The industrial internet of things (IIoT) is the application of internet of things (IoT) technology into an industrial setting. This application means organisations can connect many types of industrial assets, such as machines and sensors, to data collection systems.
“Among the many benefits of IIoT are the ability to use data to optimise processes and to monitor for equipment wear and tear. This allows organisations to improve maintenance schedules and to use data in predicting the onset of costly and potentially disruptive failures. With widespread adoption, IIoT technologies will usher in a discipline of reasoning based on data that is both more available and granular in resolution,” says Ken Figueredo, Senior Representative at oneM2M.
OneM2M develops IoT standards to enable interoperable, secure, and simple-to-deploy services for the IoT ecosystem.
Through its technological capabilities, IIoT makes the sourcing of large-scale data more straightforward, dependable, and continuous compared to many of today’s intermittent sampling approaches.
Commenting on its use of intelligent technology, Figueredo said: “The application of machine learning (ML) techniques to populations of connected machines or to time-series data helps to identify different patterns of behaviour. When applied to acoustic data from a machine, for example, different sound patterns can discriminate between normal operations, low-grade mechanical wear, and near-catastrophic failure among other modes of operation. ”
Key considerations for the manufacturing industry

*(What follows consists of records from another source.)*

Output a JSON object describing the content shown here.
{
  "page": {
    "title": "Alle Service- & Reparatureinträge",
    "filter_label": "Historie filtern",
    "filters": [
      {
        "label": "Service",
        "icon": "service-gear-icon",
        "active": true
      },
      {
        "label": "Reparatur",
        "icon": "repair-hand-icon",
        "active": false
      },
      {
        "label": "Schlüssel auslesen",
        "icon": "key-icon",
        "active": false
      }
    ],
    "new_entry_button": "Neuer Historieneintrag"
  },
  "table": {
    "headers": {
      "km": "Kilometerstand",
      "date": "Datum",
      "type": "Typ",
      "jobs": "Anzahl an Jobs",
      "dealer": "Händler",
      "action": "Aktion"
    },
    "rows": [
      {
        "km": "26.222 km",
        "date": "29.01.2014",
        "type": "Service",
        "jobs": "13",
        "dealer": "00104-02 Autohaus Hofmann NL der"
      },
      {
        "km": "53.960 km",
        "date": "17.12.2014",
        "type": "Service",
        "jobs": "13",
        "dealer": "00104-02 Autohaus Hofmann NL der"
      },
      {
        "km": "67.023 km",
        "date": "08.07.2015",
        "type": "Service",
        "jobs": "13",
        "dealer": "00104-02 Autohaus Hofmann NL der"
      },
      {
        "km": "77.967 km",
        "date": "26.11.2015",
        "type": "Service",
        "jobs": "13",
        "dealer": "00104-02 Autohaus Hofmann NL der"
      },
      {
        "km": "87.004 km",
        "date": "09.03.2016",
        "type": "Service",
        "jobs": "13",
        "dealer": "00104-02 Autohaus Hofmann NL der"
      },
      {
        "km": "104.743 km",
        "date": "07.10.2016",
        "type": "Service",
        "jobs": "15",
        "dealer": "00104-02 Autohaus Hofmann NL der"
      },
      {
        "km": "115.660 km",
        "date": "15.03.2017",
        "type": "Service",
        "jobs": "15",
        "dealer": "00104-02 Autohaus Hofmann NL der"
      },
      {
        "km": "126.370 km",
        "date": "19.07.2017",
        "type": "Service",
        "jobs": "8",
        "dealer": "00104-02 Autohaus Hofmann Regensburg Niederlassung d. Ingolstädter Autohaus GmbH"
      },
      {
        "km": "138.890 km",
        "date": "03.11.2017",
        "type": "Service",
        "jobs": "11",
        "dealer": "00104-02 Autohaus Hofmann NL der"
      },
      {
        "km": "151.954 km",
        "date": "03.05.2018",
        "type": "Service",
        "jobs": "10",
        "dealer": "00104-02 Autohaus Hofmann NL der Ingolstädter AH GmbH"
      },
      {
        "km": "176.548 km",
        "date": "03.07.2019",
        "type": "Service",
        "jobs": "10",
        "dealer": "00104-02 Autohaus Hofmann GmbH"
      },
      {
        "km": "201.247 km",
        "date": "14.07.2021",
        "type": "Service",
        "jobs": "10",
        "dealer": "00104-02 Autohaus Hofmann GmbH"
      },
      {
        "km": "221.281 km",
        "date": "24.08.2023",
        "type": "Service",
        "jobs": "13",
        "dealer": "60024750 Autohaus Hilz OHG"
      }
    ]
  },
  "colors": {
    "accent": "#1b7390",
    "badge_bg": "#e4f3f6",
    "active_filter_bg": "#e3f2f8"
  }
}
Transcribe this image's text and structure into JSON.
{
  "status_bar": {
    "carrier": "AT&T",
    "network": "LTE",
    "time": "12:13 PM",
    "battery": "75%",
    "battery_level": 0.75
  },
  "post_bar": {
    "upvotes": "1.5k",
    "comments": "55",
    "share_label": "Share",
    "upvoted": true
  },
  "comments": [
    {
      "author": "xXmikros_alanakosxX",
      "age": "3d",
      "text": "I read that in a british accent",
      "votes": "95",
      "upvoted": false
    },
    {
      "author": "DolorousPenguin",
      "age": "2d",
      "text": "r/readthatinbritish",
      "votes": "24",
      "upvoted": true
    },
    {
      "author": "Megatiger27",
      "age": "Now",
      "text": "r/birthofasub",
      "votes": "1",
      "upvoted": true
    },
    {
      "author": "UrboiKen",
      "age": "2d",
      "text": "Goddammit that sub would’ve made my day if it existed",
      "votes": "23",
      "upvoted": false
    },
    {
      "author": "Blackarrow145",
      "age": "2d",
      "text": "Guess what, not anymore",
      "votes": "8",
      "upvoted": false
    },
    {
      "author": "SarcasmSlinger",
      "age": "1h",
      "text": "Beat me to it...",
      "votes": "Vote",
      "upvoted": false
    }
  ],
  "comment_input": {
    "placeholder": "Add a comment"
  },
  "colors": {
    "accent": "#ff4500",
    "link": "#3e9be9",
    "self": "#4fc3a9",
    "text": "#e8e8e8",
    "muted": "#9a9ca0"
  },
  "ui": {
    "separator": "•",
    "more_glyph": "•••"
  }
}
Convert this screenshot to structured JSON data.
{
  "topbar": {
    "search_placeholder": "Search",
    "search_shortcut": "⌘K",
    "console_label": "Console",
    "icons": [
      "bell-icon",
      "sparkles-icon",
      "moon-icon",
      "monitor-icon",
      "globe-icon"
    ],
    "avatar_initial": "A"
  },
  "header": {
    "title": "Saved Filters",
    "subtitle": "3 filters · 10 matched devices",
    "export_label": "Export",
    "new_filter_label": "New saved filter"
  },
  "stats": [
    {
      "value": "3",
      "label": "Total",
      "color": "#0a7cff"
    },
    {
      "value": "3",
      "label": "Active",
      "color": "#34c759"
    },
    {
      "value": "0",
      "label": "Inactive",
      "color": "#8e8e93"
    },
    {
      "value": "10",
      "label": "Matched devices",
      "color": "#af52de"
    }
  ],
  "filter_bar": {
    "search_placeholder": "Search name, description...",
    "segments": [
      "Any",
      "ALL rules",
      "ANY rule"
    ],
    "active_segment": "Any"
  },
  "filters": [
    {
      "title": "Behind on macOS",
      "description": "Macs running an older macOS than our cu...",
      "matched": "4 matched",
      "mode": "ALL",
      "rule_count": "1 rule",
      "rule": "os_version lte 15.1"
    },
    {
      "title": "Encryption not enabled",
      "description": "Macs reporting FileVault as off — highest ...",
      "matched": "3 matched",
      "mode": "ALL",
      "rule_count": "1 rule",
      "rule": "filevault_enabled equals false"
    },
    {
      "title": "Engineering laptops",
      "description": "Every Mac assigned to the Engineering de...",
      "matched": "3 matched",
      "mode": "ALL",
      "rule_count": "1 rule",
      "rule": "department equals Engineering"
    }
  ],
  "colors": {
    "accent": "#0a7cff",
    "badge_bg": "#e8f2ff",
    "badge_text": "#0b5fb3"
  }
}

Many believe that the combination of AI and IIoT will bring great benefits to the manufacturing industry and will be a powerful tandem in managing the influx of data from the factory floor.
“The combination of AI and IoT will lead to more consistent operations and facilitate previously unattainable insights into the performance of manufacturing chains. Among other benefits, these will reduce inefficiencies, lower operating costs, and potentially lengthen the service life of manufacturing equipment,” explained Figueredo.
However, when it comes to combining these technologies, manufacturers need to make a lot of different considerations to ensure it is utilised effectively, outlining this, Figueredo said: “The industry needs to be strategic and look beyond the first-generation uses of IoT and AI technologies which focus on near real-time decision-support solutions. The use of these technologies in second and subsequent generations of applications will shift the focus onto business-focused requirements. These touch on issues of data governance, transparent and trustworthy decision making and, explainable AI.”
He concluded: “As automation and the speed of processing become ever faster, the ability for machines to read and exchange data becomes increasingly important. This is one area where advances in semantic interoperability and standardised methods for exchanging data across commercial and operational boundaries will grow in importance."